So he said, “I have been very zealous for the Lord God of hosts; for the children of Israel have forsaken Your covenant, torn down Your altars, and killed Your prophets with the sword. I alone am left; and they seek to take my life.”
– 1 Kings 19:10

Walking this road, living this life, I am meant to be set apart from others in this world. I am not meant to be like everybody else. And sometimes this path will be filled with loneliness. Even Elijah – Elijah! – felt lonely. The man who raised a young man from the dead, the man who brought fire down from heaven, felt lonely, and scared. It’s clearly not unusual, clearly not something I alone struggle with. Being in a land where it seems that “I alone am left”, I find myself feeling lonely. I feel like no one is here to support me or protect me or at least be here for me. But what I sometimes fail to realize is that God is aware. And He is near.

And there he went into a cave, and spent the night in that place; and behold, the word of the Lord came to him, and He said to him, “What are you doing here, Elijah?”
– v. 9

God was there.
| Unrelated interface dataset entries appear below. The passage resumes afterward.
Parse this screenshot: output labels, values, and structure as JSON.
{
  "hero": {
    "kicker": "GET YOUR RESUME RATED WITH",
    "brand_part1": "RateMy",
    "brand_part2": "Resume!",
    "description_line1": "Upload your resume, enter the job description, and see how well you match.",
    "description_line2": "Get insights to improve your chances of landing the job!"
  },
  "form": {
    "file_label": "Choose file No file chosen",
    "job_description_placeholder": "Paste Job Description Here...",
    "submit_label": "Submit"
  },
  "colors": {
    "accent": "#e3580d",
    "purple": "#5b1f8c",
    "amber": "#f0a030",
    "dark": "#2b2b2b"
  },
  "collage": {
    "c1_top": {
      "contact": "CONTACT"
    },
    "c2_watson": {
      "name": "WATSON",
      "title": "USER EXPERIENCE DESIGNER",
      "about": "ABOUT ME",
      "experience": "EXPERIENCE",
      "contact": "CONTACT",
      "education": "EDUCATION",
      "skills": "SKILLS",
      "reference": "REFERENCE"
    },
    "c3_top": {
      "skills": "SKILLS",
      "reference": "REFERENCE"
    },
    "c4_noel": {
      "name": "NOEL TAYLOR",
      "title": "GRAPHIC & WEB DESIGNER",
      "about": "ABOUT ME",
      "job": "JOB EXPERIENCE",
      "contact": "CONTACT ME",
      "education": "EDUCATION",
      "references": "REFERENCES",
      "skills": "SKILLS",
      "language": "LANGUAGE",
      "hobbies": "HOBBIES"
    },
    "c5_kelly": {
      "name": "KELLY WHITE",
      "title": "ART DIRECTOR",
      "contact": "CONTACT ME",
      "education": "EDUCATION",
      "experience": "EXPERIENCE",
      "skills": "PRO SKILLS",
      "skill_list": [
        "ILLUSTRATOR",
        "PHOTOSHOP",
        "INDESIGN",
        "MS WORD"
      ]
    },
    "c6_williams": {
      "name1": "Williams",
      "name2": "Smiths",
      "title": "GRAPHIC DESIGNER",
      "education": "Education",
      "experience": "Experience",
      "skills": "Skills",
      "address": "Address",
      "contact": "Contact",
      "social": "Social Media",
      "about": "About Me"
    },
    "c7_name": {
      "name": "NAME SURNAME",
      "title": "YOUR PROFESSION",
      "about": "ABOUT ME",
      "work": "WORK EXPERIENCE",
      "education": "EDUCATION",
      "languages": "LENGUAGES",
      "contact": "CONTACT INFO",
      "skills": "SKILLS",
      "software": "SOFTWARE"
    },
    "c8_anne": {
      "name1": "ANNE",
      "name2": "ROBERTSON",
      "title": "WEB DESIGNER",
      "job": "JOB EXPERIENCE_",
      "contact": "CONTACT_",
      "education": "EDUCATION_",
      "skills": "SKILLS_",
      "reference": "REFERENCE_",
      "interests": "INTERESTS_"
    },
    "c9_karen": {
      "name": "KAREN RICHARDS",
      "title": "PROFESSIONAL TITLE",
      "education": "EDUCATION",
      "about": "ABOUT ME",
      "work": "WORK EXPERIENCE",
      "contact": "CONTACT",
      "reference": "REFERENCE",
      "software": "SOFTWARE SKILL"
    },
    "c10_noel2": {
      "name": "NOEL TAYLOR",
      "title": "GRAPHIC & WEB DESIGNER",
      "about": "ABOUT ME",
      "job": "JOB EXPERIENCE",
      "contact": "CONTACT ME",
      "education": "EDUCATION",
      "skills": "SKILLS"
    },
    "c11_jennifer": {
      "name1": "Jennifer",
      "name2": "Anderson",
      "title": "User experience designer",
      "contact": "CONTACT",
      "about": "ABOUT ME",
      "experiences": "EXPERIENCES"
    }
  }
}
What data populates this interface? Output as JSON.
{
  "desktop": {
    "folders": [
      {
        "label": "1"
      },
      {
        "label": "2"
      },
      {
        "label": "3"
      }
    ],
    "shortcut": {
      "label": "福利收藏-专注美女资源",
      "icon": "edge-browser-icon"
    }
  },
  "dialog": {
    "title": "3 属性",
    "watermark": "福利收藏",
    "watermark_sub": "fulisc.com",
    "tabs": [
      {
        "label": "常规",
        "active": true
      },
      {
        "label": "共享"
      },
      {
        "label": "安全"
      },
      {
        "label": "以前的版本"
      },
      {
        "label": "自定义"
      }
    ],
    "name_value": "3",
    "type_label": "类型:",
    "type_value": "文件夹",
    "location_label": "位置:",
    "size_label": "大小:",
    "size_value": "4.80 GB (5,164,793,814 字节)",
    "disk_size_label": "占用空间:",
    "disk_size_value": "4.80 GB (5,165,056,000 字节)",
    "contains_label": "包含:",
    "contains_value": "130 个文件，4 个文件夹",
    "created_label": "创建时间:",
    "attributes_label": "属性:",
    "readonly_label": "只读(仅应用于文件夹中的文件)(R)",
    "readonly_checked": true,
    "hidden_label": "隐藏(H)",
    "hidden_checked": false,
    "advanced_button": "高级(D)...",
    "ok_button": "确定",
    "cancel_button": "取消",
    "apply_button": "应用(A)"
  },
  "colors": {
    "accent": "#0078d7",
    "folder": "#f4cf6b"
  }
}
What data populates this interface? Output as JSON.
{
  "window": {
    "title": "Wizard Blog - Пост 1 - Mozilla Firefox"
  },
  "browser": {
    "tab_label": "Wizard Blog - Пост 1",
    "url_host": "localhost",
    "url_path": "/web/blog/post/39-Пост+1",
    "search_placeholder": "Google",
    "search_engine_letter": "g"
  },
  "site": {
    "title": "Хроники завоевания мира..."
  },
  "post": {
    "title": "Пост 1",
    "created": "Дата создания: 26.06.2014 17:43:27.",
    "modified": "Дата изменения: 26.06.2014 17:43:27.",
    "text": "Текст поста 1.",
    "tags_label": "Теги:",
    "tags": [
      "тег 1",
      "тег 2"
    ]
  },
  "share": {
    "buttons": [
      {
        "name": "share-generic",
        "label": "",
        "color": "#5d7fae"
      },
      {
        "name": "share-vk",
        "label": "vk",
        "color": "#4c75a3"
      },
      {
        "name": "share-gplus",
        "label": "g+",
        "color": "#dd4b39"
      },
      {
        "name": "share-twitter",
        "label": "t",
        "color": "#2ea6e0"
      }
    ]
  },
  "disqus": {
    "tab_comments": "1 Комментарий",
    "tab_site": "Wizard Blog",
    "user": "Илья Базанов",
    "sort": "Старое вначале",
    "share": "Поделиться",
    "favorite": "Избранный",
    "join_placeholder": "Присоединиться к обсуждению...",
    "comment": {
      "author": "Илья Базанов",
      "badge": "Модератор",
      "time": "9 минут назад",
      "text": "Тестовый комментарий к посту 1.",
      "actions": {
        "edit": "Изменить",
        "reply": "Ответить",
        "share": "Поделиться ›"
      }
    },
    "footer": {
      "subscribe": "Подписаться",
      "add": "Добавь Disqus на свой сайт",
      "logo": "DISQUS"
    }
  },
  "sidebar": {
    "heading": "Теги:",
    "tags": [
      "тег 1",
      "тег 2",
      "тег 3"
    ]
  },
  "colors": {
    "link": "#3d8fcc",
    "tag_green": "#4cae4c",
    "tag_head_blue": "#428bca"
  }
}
God knew that Elijah was going into the cave and was about to let the self-pity settle in, and instead of leaving Elijah to mope God’s word came to him, offered an ear to listen, offered comfort where he could find none.

Then He said, “Go out, and stand on the mountain before the Lord.” And behold, the Lord passed by, and a great and strong wind tore into the mountains and broke the rocks in pieces before the Lord, but the Lord was not in the wind; and after the wind an earthquake, but the Lord was not in the earthquake; and after the earthquake a fire, but the Lord was not in the fire; and after the fire a still small voice [a delicate whispering voice].
– vv. 11-12

And so God took Elijah out of his cave of self-pity and woke the man up. Nothing wakes a person up quite like tearing winds, earthquakes, and fires. But then after all of that, He came quietly, delicately, speaking to Elijah.

Is this not so typical? How many times has God done this in my life? He takes me out of my slump, wakes me up, and just when I think I may fling myself from the proverbial mountain because of the quakes and fires, He speaks ever so delicately to my heart. I never noticed this translation before: “a delicate whispering voice”, but it makes perfect sense when you think of who God is and how He works.

I am about to give you a little insight to my past here in hopes that it will help make this message more tangible.

When I was in high school, I had a very teenage heartbreak. There were winds blowing and quakes shaking inside of me. I will never forget how hard I took it. I will never forget how I could not make myself stop crying even though I had been sobbing nonstop for hours, curled up on my bedroom floor. And then God asked me, “What are you doing here, Marina?” And I begged, I pleaded for Him to make it stop, to hold me and making the crying stop because I was just so tired. Then instantly, the winds quieted, the quaking stopped, the fire extinguished, and my crying finally ceased. He held me, and I could actually feel it. He spoke delicately to my heart and quieted the storm in my soul.
This is a night that I will never forget, even when I am 75 and the Alzheimer’s has kicked in.

brokenheart

More recently than that, God set me back up on that mountain. There was fighting, crying, hurting, all winds, quakes, and fires. I was experiencing weeks of unbearable tempests. And again, God spoke to me, this time through Abouna Bishoy, saying, “What are you doing here, Marina?” Things became clear. The storm quieted. And a delicate whisper eased my heart for the first time in a month.

God will not leave us to wallow in self-pity. He will not leave us to die of loneliness in a cave somewhere, but instead He will wake us up. He will shake us. Then He will delicately whisper words of comfort to us.

Sometimes we need to be woken up by blasting winds in order to be ready to hear the still small delicate whisper.

Advertisements

Leave a Reply

Fill in your details below or click an icon to log in:

WordPress.com Logo

You are commenting using your WordPress.com account. Log Out / Change )

Twitter picture

You are commenting using your Twitter account. Log Out / Change )

Facebook photo

You are commenting using your Facebook account. Log Out / Change )

Google+ photo

You are commenting using your Google+ account. Log Out / Change )

Connecting to %s